### Required work
The records below need copying. Match each line exactly.
++++ Entries provided ++++
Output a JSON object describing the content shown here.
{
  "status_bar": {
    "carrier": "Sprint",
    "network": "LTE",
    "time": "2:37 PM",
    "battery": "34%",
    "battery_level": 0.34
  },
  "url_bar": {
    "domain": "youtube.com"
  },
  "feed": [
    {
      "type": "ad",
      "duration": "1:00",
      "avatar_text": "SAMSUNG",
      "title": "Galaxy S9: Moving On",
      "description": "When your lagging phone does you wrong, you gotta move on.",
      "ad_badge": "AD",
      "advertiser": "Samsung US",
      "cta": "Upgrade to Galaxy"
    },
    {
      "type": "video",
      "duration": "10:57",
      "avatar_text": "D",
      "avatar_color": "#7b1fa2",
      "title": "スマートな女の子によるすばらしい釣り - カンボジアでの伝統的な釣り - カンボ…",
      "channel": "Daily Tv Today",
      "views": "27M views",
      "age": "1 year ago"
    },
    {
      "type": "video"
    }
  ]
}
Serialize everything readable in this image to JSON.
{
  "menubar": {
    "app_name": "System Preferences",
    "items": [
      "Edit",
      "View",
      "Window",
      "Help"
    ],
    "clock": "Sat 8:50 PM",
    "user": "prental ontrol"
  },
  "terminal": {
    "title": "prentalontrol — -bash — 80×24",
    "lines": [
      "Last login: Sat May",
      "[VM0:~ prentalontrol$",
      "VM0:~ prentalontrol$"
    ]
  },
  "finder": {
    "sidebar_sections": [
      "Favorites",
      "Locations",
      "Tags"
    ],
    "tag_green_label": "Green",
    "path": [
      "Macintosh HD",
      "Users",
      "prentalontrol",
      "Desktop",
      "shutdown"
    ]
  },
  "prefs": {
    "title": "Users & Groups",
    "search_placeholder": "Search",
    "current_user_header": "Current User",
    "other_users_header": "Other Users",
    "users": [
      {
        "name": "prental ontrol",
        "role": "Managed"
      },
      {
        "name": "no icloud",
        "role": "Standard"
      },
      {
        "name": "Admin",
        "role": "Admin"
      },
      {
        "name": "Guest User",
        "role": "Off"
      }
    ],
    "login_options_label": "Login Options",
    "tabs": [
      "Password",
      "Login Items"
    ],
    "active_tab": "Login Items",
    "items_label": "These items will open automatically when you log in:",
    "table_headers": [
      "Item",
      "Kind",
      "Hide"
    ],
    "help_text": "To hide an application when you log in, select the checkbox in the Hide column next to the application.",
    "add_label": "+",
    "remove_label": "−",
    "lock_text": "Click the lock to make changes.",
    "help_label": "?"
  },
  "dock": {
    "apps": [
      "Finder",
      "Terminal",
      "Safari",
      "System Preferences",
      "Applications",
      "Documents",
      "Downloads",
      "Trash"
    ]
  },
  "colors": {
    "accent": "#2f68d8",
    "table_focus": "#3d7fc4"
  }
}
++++
### Solution to this task
Output a JSON object describing the content shown here.
{
  "status_bar": {
    "carrier": "Sprint",
    "network": "LTE",
    "time": "2:37 PM",
    "battery": "34%",
    "battery_level": 0.34
  },
  "url_bar": {
    "domain": "youtube.com"
  },
  "feed": [
    {
      "type": "ad",
      "duration": "1:00",
      "avatar_text": "SAMSUNG",
      "title": "Galaxy S9: Moving On",
      "description": "When your lagging phone does you wrong, you gotta move on.",
      "ad_badge": "AD",
      "advertiser": "Samsung US",
      "cta": "Upgrade to Galaxy"
    },
    {
      "type": "video",
      "duration": "10:57",
      "avatar_text": "D",
      "avatar_color": "#7b1fa2",
      "title": "スマートな女の子によるすばらしい釣り - カンボジアでの伝統的な釣り - カンボ…",
      "channel": "Daily Tv Today",
      "views": "27M views",
      "age": "1 year ago"
    },
    {
      "type": "video"
    }
  ]
}
Serialize everything readable in this image to JSON.
{
  "menubar": {
    "app_name": "System Preferences",
    "items": [
      "Edit",
      "View",
      "Window",
      "Help"
    ],
    "clock": "Sat 8:50 PM",
    "user": "prental ontrol"
  },
  "terminal": {
    "title": "prentalontrol — -bash — 80×24",
    "lines": [
      "Last login: Sat May",
      "[VM0:~ prentalontrol$",
      "VM0:~ prentalontrol$"
    ]
  },
  "finder": {
    "sidebar_sections": [
      "Favorites",
      "Locations",
      "Tags"
    ],
    "tag_green_label": "Green",
    "path": [
      "Macintosh HD",
      "Users",
      "prentalontrol",
      "Desktop",
      "shutdown"
    ]
  },
  "prefs": {
    "title": "Users & Groups",
    "search_placeholder": "Search",
    "current_user_header": "Current User",
    "other_users_header": "Other Users",
    "users": [
      {
        "name": "prental ontrol",
        "role": "Managed"
      },
      {
        "name": "no icloud",
        "role": "Standard"
      },
      {
        "name": "Admin",
        "role": "Admin"
      },
      {
        "name": "Guest User",
        "role": "Off"
      }
    ],
    "login_options_label": "Login Options",
    "tabs": [
      "Password",
      "Login Items"
    ],
    "active_tab": "Login Items",
    "items_label": "These items will open automatically when you log in:",
    "table_headers": [
      "Item",
      "Kind",
      "Hide"
    ],
    "help_text": "To hide an application when you log in, select the checkbox in the Hide column next to the application.",
    "add_label": "+",
    "remove_label": "−",
    "lock_text": "Click the lock to make changes.",
    "help_label": "?"
  },
  "dock": {
    "apps": [
      "Finder",
      "Terminal",
      "Safari",
      "System Preferences",
      "Applications",
      "Documents",
      "Downloads",
      "Trash"
    ]
  },
  "colors": {
    "accent": "#2f68d8",
    "table_focus": "#3d7fc4"
  }
}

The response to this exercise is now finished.